Writing employs the same rule of thumb, indicating to the reader where the lines are and allowing them to bring the line to it’s resting place, but not telling them exactly where that place is.  If I am too bossy and organising in my story, I leave nothing to your imagination.  I don’t allow you to relate, through your own life experiences, opinions, ideas to this character or that one,  because they are too stereotyped, too plastic, too finite.  You will be yawning by Chapter 3 and probably won’t read the whole book, unless you are one of those people who can’t bear to waste 8.99.  I can easily bear that.  If I find myself yawning by Chapter 3, it’s off to the doctor’s surgery with it, or the local charity shop, which very possibly isn’t very kind of me.

In life I find the same rule applies.  If I am a woman who has a need for a rigid set of lines around her life, I lose out, because, although no-one will tell me I am stuck in my self-absorption, I nonetheless am.  If what I say has to be how it is, then I am not allowing anyone else to complete the line, and, beyond human politeness, I will be skirted around in wide circles because I got boring by Chapter 3.

The good news is that opportunities to be dynamically fascinating and compelling come around over and over again as we begin a new venture, such as having a baby or maybe we leave the family home, or we notice we are turning into a lizard.  I am only a lizard when my hairdresser pops the black cape around my neck a bit tight and I have to wrench it off and remonstrate with her – a remonstration that always makes her chuckle.  Otherwise, the lizard bit goes mostly unnoticed as I avoid at all costs, a magnifying mirror.  Seeing too closely anything in my life can have me pulling on my old anorak and moping along the long and whining road until I realise that nobody is following me anymore and I am quite alone.

Time for some new lines to be drawn, lines for a new adventure, indicating direction, begun but not finished.

So, off I go, this time as a guest speaker at Wigtown’s Book Festival, next Saturday lunchtime.  I have no idea what to expect, no idea how Island Wife will be received, and all I am taking is myself and my reasonably ok skirt and sassy boots, my eyes for looking out and my ears for taking in.  I don’t need to control anything beyond myself and, in that place of freedom, of letting go, I find my sense of humour, alive and well and waiting for me by the side of the road.
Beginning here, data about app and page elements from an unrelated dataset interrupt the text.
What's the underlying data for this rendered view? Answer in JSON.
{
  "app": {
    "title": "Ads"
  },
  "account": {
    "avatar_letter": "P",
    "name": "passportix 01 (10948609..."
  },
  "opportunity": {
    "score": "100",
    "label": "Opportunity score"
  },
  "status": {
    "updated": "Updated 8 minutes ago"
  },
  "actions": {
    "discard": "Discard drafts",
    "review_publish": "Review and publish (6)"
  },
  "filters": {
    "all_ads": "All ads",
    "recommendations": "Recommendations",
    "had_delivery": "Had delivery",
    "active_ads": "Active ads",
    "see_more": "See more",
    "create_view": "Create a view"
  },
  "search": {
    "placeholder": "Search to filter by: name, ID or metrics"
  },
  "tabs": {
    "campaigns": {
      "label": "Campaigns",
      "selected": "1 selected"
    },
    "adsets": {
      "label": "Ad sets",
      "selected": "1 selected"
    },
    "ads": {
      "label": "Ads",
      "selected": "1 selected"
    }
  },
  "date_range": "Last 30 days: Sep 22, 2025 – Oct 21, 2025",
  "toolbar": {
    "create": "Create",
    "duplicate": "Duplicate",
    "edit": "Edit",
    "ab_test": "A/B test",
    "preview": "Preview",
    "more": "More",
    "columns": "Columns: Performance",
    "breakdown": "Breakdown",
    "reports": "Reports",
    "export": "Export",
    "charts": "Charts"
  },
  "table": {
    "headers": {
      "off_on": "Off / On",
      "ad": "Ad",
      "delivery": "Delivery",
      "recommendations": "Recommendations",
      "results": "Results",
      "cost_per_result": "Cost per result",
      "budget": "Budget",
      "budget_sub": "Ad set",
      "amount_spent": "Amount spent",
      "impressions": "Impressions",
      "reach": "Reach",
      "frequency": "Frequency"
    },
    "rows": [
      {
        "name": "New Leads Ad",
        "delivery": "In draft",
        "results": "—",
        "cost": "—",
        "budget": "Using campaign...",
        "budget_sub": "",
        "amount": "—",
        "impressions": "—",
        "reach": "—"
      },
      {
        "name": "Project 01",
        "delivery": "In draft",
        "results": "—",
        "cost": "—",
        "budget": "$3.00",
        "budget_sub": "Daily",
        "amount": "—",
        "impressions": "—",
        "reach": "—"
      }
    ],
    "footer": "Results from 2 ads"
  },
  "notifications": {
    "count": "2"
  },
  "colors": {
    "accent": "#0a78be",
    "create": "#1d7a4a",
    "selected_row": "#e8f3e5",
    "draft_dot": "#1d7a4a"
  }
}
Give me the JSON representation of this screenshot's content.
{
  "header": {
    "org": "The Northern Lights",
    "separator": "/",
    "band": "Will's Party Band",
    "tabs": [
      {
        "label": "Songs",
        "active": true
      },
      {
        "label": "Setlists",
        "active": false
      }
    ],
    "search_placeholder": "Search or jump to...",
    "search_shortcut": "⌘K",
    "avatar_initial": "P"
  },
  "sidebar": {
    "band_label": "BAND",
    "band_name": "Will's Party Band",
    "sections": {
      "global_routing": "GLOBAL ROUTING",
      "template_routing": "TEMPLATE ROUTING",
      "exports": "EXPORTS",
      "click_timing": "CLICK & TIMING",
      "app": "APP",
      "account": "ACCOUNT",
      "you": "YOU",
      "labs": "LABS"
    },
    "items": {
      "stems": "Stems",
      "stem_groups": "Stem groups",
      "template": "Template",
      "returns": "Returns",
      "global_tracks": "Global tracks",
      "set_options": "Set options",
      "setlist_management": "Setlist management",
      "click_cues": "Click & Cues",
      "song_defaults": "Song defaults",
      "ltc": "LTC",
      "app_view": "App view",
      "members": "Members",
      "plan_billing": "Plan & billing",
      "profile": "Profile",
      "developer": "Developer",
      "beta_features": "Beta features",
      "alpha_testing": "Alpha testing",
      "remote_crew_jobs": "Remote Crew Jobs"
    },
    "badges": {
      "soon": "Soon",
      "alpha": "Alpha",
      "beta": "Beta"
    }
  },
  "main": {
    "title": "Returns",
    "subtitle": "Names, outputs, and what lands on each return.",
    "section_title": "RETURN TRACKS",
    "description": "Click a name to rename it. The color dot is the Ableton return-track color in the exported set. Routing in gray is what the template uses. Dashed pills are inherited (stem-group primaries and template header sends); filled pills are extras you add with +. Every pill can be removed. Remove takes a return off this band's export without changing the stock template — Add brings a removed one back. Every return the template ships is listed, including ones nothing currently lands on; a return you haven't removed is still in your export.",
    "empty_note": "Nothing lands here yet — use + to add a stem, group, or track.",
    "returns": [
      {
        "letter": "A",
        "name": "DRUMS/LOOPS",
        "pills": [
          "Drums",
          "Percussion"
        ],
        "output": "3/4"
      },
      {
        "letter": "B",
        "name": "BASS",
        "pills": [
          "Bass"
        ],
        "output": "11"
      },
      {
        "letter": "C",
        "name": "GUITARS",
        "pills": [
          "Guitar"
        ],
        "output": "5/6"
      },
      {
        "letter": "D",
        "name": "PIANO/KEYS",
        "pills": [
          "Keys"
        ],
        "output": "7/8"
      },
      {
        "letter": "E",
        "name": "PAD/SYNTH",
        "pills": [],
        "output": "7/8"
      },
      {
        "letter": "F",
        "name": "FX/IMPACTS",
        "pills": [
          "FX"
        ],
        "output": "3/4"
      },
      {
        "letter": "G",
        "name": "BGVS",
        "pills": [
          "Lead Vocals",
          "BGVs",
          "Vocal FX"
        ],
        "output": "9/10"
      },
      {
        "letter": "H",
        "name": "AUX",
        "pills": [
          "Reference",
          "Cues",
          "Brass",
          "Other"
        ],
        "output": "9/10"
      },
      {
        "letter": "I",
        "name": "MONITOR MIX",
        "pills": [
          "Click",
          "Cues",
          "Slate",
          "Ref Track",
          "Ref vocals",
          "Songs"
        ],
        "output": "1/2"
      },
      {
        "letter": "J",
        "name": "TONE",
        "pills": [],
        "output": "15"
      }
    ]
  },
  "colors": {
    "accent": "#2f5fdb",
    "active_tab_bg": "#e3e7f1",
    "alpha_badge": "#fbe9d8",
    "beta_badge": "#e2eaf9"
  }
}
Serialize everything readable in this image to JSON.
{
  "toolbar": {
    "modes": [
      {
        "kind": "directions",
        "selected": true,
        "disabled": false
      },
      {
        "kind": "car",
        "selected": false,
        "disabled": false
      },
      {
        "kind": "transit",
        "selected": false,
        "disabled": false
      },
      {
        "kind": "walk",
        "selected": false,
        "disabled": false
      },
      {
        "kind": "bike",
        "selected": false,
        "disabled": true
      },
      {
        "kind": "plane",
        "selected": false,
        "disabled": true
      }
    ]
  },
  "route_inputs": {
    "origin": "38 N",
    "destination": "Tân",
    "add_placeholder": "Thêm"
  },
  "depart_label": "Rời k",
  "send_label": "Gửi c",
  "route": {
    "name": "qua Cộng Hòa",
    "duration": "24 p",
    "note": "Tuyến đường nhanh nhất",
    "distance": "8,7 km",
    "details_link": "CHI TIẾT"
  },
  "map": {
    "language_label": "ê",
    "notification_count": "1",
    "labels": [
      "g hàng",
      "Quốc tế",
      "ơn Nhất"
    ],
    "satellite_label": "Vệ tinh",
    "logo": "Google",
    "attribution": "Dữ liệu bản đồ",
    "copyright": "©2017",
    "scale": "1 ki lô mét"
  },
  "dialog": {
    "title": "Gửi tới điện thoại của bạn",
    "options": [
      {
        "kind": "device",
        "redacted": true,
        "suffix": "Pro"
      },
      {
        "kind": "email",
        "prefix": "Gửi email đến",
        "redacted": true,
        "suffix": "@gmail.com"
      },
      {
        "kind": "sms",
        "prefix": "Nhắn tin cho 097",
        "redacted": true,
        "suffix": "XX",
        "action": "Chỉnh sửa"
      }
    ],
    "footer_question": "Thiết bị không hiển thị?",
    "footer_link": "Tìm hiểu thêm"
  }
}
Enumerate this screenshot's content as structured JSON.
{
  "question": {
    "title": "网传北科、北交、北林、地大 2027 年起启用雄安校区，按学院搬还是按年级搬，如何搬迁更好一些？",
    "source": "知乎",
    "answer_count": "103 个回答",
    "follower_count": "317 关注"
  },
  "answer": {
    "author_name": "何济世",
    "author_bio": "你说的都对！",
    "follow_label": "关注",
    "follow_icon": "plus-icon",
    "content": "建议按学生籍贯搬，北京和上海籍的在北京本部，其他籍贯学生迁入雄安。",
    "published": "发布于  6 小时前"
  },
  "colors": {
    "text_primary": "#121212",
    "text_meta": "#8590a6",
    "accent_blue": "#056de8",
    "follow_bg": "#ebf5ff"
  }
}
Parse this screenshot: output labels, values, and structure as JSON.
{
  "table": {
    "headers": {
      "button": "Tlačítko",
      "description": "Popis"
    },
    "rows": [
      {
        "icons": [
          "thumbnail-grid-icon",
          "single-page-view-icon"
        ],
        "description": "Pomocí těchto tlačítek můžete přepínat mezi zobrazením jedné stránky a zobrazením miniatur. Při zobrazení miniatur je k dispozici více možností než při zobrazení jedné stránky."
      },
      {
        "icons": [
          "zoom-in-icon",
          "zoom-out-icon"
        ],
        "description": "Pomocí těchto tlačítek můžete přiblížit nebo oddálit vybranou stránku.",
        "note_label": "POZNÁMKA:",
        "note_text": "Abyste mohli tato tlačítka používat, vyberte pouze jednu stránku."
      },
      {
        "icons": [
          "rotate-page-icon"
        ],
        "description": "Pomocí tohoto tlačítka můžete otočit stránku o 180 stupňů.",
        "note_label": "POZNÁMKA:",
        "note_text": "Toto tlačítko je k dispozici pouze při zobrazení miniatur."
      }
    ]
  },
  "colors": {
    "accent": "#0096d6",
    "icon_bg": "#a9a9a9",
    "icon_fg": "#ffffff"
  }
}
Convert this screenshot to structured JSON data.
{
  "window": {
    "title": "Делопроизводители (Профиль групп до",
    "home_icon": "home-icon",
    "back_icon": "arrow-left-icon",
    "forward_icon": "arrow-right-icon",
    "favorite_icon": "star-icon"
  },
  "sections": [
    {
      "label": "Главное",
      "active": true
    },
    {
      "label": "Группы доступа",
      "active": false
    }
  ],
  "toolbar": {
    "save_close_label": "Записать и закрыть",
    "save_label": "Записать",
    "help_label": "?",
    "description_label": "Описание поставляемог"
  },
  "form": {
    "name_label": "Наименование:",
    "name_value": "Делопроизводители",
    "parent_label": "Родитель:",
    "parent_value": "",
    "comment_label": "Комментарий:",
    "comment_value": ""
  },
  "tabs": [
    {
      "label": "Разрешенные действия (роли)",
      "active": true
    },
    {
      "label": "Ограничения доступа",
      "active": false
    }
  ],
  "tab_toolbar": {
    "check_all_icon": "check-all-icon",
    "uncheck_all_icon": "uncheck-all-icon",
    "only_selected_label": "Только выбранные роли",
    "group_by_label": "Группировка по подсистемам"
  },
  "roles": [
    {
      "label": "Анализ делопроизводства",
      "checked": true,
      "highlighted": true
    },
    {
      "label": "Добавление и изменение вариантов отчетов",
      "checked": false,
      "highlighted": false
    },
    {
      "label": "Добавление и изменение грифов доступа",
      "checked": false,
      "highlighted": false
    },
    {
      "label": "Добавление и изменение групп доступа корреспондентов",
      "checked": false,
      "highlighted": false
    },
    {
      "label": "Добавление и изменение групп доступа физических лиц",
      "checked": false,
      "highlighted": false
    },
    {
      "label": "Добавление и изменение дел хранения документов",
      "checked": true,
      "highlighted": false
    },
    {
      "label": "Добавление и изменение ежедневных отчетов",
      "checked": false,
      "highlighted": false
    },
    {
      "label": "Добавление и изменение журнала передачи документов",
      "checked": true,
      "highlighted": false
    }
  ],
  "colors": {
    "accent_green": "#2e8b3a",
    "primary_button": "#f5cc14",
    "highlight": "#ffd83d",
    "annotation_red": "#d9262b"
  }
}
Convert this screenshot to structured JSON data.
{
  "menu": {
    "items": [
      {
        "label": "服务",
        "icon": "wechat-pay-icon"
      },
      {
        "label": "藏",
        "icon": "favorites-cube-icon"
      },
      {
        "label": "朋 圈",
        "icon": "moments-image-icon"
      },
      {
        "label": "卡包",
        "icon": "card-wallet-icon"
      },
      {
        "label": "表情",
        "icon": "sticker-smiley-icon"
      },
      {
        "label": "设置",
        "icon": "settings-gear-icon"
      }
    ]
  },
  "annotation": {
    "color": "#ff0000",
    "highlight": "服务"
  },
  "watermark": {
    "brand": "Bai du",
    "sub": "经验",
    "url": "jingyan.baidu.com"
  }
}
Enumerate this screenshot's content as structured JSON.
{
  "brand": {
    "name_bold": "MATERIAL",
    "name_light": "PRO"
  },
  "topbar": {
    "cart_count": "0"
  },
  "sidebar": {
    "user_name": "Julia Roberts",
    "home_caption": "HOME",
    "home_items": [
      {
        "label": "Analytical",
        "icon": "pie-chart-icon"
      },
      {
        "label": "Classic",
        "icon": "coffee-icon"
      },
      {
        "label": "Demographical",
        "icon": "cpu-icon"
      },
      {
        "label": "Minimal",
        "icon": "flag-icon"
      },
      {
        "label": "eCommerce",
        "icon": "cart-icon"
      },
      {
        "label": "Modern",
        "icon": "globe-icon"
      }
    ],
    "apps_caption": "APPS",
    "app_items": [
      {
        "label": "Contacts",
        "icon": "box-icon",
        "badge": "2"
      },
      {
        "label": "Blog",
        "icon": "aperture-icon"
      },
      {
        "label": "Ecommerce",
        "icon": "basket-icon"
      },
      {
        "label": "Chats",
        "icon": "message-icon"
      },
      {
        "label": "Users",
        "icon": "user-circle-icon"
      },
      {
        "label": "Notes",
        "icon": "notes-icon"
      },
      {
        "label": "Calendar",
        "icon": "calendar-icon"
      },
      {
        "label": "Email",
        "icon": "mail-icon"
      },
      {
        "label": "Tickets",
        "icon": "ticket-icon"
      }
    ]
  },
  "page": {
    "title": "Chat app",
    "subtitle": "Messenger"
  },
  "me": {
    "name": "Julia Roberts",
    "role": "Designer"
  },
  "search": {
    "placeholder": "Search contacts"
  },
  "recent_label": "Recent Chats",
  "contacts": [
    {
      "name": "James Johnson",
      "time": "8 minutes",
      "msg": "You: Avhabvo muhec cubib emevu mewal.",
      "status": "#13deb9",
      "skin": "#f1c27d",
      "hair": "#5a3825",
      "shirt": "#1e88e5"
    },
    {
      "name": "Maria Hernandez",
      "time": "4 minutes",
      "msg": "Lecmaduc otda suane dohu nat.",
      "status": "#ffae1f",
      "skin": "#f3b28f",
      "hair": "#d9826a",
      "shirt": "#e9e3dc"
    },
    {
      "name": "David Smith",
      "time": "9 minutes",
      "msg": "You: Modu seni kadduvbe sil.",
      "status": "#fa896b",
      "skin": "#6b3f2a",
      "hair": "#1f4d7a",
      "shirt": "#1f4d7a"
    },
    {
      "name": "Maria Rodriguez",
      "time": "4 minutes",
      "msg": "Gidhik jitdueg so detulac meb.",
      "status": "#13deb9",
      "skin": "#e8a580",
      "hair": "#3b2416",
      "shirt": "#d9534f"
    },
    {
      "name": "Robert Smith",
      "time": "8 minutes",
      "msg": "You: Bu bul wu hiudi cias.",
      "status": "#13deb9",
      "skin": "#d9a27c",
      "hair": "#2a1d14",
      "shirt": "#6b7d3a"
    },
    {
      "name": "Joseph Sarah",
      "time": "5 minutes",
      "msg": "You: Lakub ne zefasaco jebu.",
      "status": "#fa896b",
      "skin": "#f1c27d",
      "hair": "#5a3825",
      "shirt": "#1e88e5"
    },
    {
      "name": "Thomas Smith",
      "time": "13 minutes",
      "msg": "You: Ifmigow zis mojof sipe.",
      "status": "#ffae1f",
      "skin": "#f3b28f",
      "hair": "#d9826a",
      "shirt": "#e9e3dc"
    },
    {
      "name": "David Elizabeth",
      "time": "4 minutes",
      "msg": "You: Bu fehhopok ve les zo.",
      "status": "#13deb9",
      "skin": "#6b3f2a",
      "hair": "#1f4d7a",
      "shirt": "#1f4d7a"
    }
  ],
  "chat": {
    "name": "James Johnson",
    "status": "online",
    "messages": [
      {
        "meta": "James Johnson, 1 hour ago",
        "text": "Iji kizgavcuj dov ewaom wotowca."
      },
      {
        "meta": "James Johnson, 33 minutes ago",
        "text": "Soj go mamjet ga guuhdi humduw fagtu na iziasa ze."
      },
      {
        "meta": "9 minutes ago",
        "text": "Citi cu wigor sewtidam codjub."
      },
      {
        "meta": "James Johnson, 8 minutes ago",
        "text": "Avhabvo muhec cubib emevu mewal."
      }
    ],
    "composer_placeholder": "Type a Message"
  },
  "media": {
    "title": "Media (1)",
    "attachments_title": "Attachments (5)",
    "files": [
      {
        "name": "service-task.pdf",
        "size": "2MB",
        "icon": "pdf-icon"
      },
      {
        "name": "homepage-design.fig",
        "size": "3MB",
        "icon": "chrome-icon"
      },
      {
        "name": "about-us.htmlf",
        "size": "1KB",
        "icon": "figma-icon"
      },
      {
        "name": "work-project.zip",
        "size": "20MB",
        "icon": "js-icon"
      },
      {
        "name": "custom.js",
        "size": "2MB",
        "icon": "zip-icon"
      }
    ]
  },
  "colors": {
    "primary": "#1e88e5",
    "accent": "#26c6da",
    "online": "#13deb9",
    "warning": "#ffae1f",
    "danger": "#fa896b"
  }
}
I may meet delays, I may get lost, I may forget to pack something vital.  It might rain or snow.  Wigtown might be wiped out by aliens on Friday afternoon, or the hotel we are staying in may have lost our booking confirmation.  But this part-time lizard isn’t going to worry about any of that.  She is just going to draw a few lines.

For someone else to finish.